Segment Start: Source data
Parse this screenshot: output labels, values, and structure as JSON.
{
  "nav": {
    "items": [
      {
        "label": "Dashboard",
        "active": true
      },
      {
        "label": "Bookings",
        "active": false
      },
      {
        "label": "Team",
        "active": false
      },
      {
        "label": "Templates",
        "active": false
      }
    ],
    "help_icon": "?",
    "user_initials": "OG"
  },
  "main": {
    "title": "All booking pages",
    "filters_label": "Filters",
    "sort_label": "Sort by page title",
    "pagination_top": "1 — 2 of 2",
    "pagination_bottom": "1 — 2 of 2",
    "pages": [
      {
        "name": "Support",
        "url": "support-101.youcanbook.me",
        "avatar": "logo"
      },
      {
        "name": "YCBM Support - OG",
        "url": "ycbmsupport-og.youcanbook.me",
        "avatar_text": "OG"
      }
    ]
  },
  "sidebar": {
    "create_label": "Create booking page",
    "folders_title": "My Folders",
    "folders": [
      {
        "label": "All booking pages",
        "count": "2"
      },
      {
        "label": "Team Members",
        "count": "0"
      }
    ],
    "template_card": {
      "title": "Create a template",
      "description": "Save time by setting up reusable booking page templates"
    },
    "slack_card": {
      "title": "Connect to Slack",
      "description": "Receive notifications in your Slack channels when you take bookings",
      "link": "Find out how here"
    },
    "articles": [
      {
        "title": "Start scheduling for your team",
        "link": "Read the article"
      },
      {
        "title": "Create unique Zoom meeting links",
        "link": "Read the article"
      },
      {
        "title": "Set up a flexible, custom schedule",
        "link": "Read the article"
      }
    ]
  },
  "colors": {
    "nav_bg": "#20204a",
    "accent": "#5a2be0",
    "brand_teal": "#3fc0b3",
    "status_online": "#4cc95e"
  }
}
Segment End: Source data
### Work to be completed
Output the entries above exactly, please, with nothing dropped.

### Solution to this task
Parse this screenshot: output labels, values, and structure as JSON.
{
  "nav": {
    "items": [
      {
        "label": "Dashboard",
        "active": true
      },
      {
        "label": "Bookings",
        "active": false
      },
      {
        "label": "Team",
        "active": false
      },
      {
        "label": "Templates",
        "active": false
      }
    ],
    "help_icon": "?",
    "user_initials": "OG"
  },
  "main": {
    "title": "All booking pages",
    "filters_label": "Filters",
    "sort_label": "Sort by page title",
    "pagination_top": "1 — 2 of 2",
    "pagination_bottom": "1 — 2 of 2",
    "pages": [
      {
        "name": "Support",
        "url": "support-101.youcanbook.me",
        "avatar": "logo"
      },
      {
        "name": "YCBM Support - OG",
        "url": "ycbmsupport-og.youcanbook.me",
        "avatar_text": "OG"
      }
    ]
  },
  "sidebar": {
    "create_label": "Create booking page",
    "folders_title": "My Folders",
    "folders": [
      {
        "label": "All booking pages",
        "count": "2"
      },
      {
        "label": "Team Members",
        "count": "0"
      }
    ],
    "template_card": {
      "title": "Create a template",
      "description": "Save time by setting up reusable booking page templates"
    },
    "slack_card": {
      "title": "Connect to Slack",
      "description": "Receive notifications in your Slack channels when you take bookings",
      "link": "Find out how here"
    },
    "articles": [
      {
        "title": "Start scheduling for your team",
        "link": "Read the article"
      },
      {
        "title": "Create unique Zoom meeting links",
        "link": "Read the article"
      },
      {
        "title": "Set up a flexible, custom schedule",
        "link": "Read the article"
      }
    ]
  },
  "colors": {
    "nav_bg": "#20204a",
    "accent": "#5a2be0",
    "brand_teal": "#3fc0b3",
    "status_online": "#4cc95e"
  }
}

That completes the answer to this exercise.